▶ _Provided records_
··········

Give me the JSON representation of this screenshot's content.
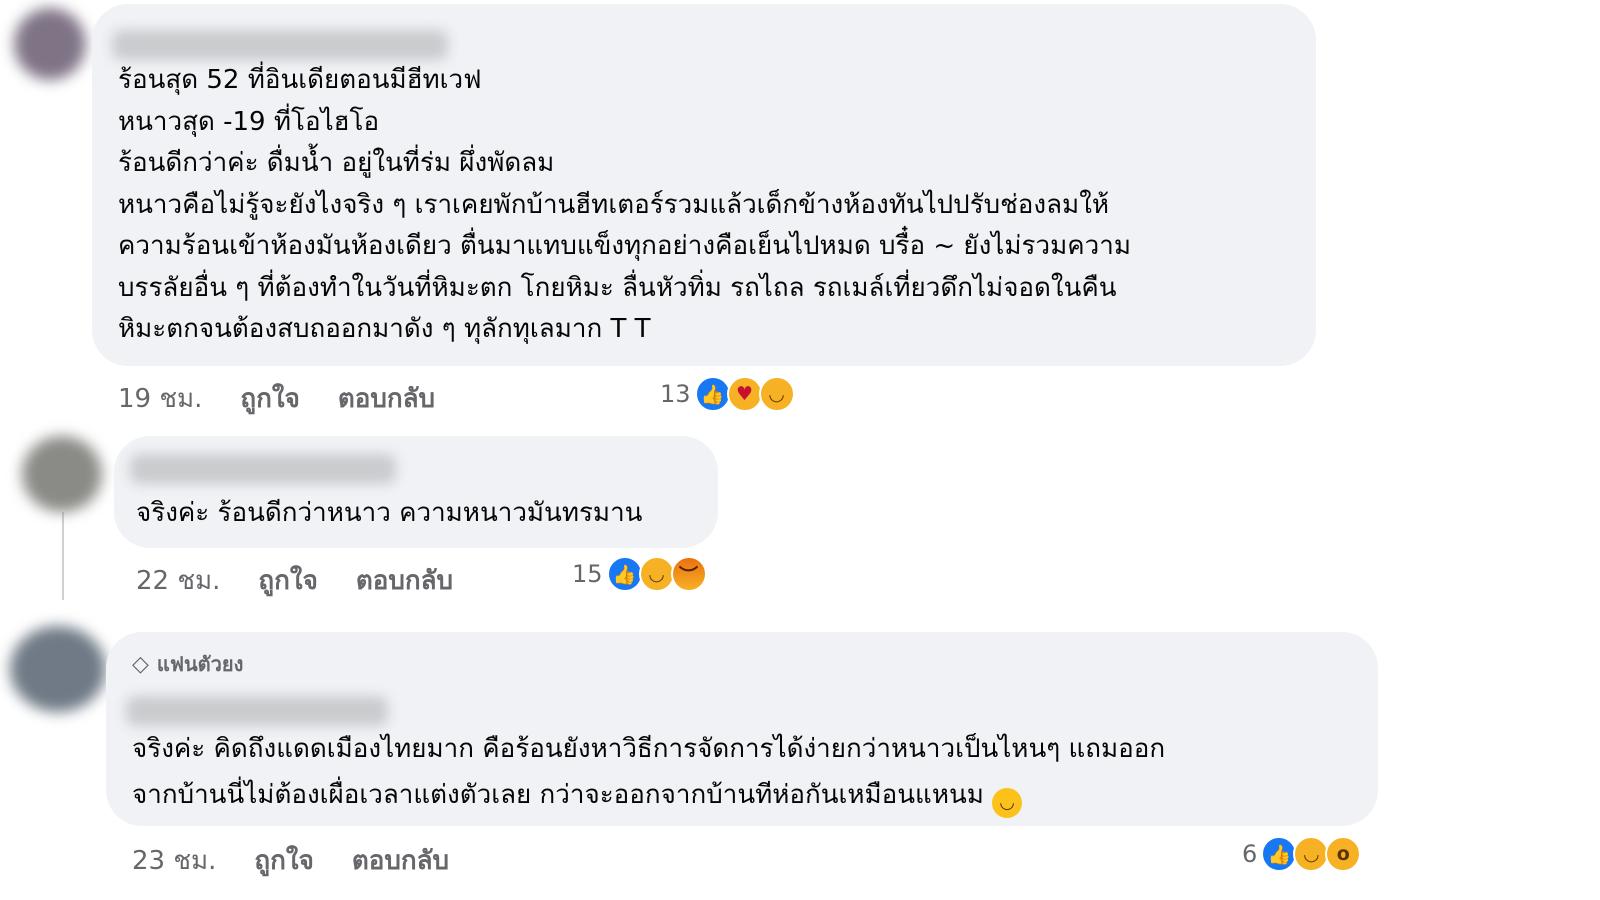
{
  "comments": [
    {
      "lines": [
        "ร้อนสุด 52 ที่อินเดียตอนมีฮีทเวฟ",
        "หนาวสุด -19 ที่โอไฮโอ",
        "ร้อนดีกว่าค่ะ ดื่มน้ำ อยู่ในที่ร่ม ผึ่งพัดลม",
        "หนาวคือไม่รู้จะยังไงจริง ๆ เราเคยพักบ้านฮีทเตอร์รวมแล้วเด็กข้างห้องทันไปปรับช่องลมให้",
        "ความร้อนเข้าห้องมันห้องเดียว ตื่นมาแทบแข็งทุกอย่างคือเย็นไปหมด บรื๋อ ~ ยังไม่รวมความ",
        "บรรลัยอื่น ๆ ที่ต้องทำในวันที่หิมะตก โกยหิมะ ลื่นหัวทิ่ม รถไถล รถเมล์เที่ยวดึกไม่จอดในคืน",
        "หิมะตกจนต้องสบถออกมาดัง ๆ ทุลักทุเลมาก T T"
      ],
      "time": "19 ชม.",
      "like_label": "ถูกใจ",
      "reply_label": "ตอบกลับ",
      "reaction_count": "13",
      "reactions": [
        "like-icon",
        "care-icon",
        "laugh-icon"
      ]
    },
    {
      "lines": [
        "จริงค่ะ ร้อนดีกว่าหนาว ความหนาวมันทรมาน"
      ],
      "time": "22 ชม.",
      "like_label": "ถูกใจ",
      "reply_label": "ตอบกลับ",
      "reaction_count": "15",
      "reactions": [
        "like-icon",
        "laugh-icon",
        "angry-icon"
      ]
    },
    {
      "badge": "แฟนตัวยง",
      "lines": [
        "จริงค่ะ คิดถึงแดดเมืองไทยมาก คือร้อนยังหาวิธีการจัดการได้ง่ายกว่าหนาวเป็นไหนๆ แถมออก",
        "จากบ้านนี่ไม่ต้องเผื่อเวลาแต่งตัวเลย กว่าจะออกจากบ้านทีห่อกันเหมือนแหนม"
      ],
      "time": "23 ชม.",
      "like_label": "ถูกใจ",
      "reply_label": "ตอบกลับ",
      "reaction_count": "6",
      "reactions": [
        "like-icon",
        "laugh-icon",
        "wow-icon"
      ]
    }
  ],
  "colors": {
    "bubble": "#f0f2f5",
    "meta_text": "#65676b",
    "like_blue": "#1877f2",
    "emoji_yellow": "#f7b125"
  }
}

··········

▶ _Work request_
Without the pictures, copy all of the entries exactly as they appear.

▶ _Reply to the task_
Give me the JSON representation of this screenshot's content.
{
  "comments": [
    {
      "lines": [
        "ร้อนสุด 52 ที่อินเดียตอนมีฮีทเวฟ",
        "หนาวสุด -19 ที่โอไฮโอ",
        "ร้อนดีกว่าค่ะ ดื่มน้ำ อยู่ในที่ร่ม ผึ่งพัดลม",
        "หนาวคือไม่รู้จะยังไงจริง ๆ เราเคยพักบ้านฮีทเตอร์รวมแล้วเด็กข้างห้องทันไปปรับช่องลมให้",
        "ความร้อนเข้าห้องมันห้องเดียว ตื่นมาแทบแข็งทุกอย่างคือเย็นไปหมด บรื๋อ ~ ยังไม่รวมความ",
        "บรรลัยอื่น ๆ ที่ต้องทำในวันที่หิมะตก โกยหิมะ ลื่นหัวทิ่ม รถไถล รถเมล์เที่ยวดึกไม่จอดในคืน",
        "หิมะตกจนต้องสบถออกมาดัง ๆ ทุลักทุเลมาก T T"
      ],
      "time": "19 ชม.",
      "like_label": "ถูกใจ",
      "reply_label": "ตอบกลับ",
      "reaction_count": "13",
      "reactions": [
        "like-icon",
        "care-icon",
        "laugh-icon"
      ]
    },
    {
      "lines": [
        "จริงค่ะ ร้อนดีกว่าหนาว ความหนาวมันทรมาน"
      ],
      "time": "22 ชม.",
      "like_label": "ถูกใจ",
      "reply_label": "ตอบกลับ",
      "reaction_count": "15",
      "reactions": [
        "like-icon",
        "laugh-icon",
        "angry-icon"
      ]
    },
    {
      "badge": "แฟนตัวยง",
      "lines": [
        "จริงค่ะ คิดถึงแดดเมืองไทยมาก คือร้อนยังหาวิธีการจัดการได้ง่ายกว่าหนาวเป็นไหนๆ แถมออก",
        "จากบ้านนี่ไม่ต้องเผื่อเวลาแต่งตัวเลย กว่าจะออกจากบ้านทีห่อกันเหมือนแหนม"
      ],
      "time": "23 ชม.",
      "like_label": "ถูกใจ",
      "reply_label": "ตอบกลับ",
      "reaction_count": "6",
      "reactions": [
        "like-icon",
        "laugh-icon",
        "wow-icon"
      ]
    }
  ],
  "colors": {
    "bubble": "#f0f2f5",
    "meta_text": "#65676b",
    "like_blue": "#1877f2",
    "emoji_yellow": "#f7b125"
  }
}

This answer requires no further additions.